## Action item
Report the count of lines holding "community" in the records, with no other words.

= = = =

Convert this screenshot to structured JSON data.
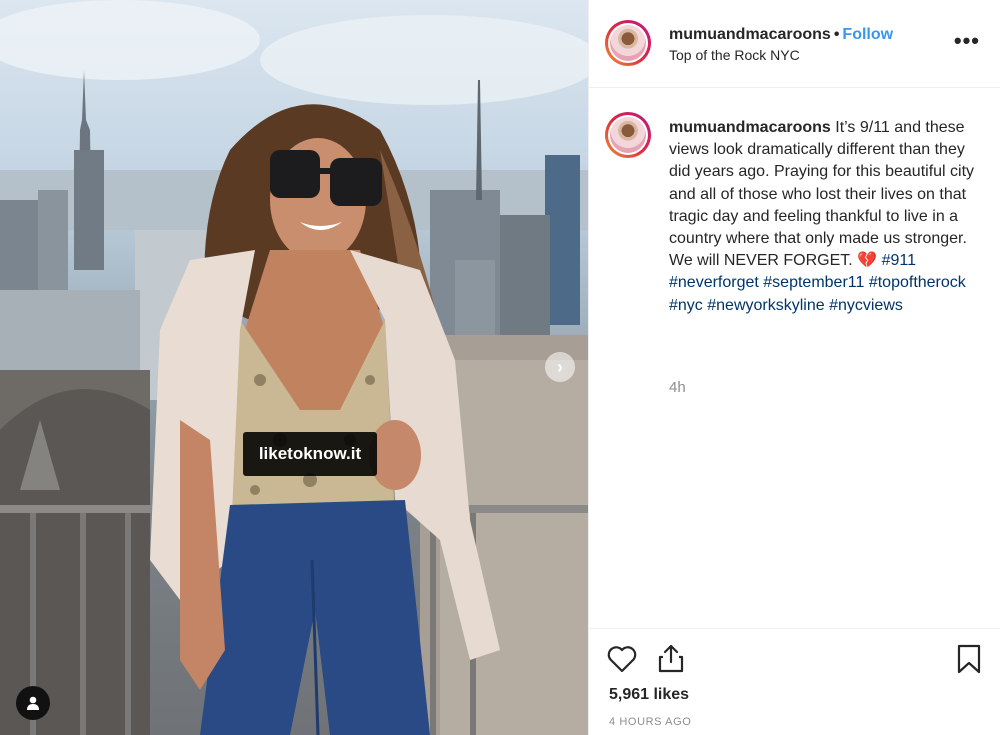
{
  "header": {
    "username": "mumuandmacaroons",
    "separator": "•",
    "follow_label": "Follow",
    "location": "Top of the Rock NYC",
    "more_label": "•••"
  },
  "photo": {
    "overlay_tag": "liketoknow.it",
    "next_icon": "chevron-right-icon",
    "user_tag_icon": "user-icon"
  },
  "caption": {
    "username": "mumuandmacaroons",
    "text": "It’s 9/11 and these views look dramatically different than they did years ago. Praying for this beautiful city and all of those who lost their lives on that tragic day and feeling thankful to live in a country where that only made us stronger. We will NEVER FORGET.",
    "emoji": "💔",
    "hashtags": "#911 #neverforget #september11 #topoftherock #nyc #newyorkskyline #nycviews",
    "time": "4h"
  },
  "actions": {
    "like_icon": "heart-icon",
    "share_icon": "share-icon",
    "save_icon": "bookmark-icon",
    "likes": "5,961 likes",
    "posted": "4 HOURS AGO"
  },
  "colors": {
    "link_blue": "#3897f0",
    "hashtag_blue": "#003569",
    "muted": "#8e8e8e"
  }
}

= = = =

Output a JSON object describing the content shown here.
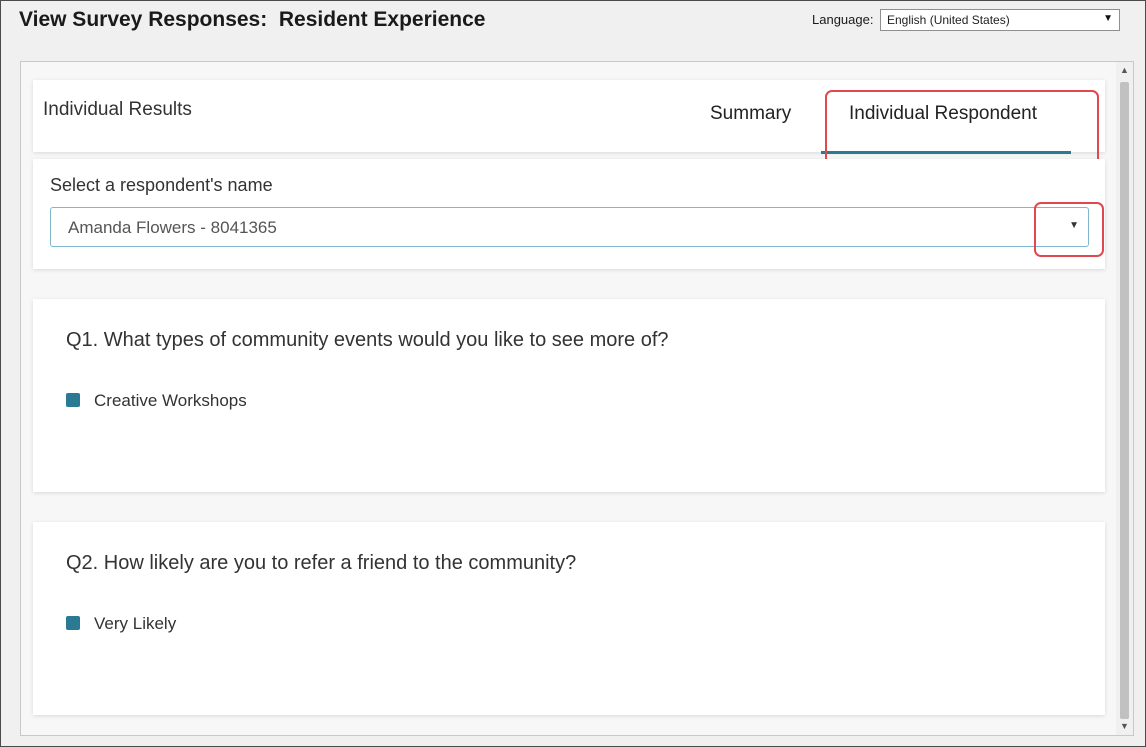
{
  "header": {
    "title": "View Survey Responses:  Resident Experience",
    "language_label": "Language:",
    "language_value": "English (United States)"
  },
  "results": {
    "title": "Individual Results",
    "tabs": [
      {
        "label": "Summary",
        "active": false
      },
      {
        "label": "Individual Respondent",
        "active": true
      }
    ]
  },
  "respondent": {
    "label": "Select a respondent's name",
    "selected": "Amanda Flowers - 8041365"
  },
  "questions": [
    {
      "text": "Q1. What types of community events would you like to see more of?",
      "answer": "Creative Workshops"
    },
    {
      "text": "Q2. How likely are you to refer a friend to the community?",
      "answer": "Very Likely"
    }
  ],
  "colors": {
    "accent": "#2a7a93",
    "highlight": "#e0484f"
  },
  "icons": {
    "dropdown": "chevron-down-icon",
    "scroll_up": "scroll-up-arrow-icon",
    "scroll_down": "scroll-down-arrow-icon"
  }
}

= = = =

## Task output
2